Input records Start Marker
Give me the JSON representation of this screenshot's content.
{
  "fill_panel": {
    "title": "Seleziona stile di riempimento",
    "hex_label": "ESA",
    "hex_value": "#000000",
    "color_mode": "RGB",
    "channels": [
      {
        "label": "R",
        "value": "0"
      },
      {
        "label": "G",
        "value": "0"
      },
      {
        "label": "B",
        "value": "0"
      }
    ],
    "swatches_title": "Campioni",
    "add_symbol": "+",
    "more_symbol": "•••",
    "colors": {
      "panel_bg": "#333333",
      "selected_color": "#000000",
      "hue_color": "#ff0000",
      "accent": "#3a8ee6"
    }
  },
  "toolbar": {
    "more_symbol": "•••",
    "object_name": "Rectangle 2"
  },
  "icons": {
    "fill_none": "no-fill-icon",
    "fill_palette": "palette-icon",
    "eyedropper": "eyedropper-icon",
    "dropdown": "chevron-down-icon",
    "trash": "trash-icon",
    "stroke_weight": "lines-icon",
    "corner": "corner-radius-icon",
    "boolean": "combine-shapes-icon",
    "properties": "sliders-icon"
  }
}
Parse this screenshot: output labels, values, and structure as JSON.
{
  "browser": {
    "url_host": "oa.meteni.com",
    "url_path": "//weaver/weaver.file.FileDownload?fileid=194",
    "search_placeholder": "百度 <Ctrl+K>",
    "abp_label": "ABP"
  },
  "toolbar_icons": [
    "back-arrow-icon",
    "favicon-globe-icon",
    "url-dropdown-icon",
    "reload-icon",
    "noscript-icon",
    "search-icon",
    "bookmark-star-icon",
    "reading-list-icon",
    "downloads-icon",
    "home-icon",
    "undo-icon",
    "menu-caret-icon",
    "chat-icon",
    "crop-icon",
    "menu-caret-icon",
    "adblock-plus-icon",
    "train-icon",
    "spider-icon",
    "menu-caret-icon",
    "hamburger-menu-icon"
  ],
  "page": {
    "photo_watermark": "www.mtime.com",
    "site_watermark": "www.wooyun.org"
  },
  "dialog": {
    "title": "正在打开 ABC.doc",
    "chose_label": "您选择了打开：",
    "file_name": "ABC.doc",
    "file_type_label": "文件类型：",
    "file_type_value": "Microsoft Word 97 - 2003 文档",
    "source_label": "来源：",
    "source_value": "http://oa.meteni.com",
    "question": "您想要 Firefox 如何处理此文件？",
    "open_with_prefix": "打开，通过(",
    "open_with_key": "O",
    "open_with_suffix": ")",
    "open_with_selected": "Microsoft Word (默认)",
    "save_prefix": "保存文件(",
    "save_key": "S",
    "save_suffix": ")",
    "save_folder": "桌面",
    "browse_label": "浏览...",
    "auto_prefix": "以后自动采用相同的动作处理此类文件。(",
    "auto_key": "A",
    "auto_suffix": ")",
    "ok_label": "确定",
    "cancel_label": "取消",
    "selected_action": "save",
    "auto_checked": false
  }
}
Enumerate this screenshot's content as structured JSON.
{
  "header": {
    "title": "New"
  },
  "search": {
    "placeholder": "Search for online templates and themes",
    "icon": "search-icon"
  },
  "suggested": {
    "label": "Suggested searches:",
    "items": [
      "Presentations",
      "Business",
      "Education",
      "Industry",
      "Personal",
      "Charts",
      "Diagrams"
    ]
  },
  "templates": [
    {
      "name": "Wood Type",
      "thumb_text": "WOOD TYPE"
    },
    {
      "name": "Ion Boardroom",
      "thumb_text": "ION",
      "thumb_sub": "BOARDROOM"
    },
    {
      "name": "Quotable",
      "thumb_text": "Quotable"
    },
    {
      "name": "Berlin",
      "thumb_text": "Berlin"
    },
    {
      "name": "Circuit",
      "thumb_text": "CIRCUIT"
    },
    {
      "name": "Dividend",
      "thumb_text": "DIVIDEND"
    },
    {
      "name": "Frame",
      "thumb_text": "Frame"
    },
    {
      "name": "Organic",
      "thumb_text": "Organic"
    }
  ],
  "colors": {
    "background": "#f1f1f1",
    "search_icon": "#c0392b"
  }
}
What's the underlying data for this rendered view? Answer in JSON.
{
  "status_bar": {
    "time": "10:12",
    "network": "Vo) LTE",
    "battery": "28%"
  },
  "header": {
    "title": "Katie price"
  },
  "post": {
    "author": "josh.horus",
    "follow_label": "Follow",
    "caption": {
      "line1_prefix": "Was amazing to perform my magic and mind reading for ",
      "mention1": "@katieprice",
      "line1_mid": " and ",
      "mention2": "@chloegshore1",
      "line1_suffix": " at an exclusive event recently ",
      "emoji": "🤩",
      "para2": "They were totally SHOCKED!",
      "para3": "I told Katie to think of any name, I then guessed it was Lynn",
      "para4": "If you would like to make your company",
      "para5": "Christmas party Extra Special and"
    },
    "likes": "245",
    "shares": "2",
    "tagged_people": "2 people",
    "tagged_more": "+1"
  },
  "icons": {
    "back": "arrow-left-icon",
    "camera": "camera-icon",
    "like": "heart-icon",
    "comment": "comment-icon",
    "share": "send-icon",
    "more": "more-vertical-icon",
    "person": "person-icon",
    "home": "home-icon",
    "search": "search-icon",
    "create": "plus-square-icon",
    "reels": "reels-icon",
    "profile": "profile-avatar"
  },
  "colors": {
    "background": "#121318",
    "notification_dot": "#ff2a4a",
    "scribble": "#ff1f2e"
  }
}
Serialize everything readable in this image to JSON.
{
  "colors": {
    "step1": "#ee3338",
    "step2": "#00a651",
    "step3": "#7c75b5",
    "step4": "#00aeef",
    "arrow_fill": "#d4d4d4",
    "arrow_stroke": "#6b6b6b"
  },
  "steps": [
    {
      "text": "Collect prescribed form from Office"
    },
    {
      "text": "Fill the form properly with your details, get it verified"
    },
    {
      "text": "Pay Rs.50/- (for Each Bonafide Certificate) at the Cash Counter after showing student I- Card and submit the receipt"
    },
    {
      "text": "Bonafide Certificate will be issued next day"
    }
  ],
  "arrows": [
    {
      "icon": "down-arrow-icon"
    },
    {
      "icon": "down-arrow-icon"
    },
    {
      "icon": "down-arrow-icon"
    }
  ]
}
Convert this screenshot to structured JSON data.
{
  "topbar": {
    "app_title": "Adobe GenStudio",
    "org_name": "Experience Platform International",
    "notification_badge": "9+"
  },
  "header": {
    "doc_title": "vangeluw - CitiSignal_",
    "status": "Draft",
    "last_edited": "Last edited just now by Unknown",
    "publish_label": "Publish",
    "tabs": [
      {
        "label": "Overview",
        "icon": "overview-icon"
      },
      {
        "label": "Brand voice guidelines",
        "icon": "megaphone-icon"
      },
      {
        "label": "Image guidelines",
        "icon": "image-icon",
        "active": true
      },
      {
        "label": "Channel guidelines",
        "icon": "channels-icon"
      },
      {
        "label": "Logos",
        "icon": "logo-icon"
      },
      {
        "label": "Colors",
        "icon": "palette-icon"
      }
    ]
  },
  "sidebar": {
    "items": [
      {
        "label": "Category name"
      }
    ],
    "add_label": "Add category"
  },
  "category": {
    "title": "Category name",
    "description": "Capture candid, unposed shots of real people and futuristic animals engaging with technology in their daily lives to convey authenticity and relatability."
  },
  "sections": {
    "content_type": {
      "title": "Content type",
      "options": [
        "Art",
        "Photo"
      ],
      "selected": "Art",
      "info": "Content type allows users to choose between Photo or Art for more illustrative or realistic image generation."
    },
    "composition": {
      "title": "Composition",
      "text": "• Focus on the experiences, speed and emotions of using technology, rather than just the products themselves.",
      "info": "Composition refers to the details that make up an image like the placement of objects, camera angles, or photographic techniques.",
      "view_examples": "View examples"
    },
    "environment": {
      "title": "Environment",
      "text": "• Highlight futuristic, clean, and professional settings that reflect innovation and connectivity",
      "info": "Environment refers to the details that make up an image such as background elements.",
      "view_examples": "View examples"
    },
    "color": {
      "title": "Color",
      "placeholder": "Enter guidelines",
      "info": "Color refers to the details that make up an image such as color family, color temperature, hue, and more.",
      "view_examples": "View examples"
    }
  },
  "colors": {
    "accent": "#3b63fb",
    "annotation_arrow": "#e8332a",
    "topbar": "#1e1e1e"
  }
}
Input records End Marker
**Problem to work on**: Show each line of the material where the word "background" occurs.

**Answer to this problem**:
    "background": "#f1f1f1",
    "background": "#121318",
      "info": "Environment refers to the details that make up an image such as background elements.",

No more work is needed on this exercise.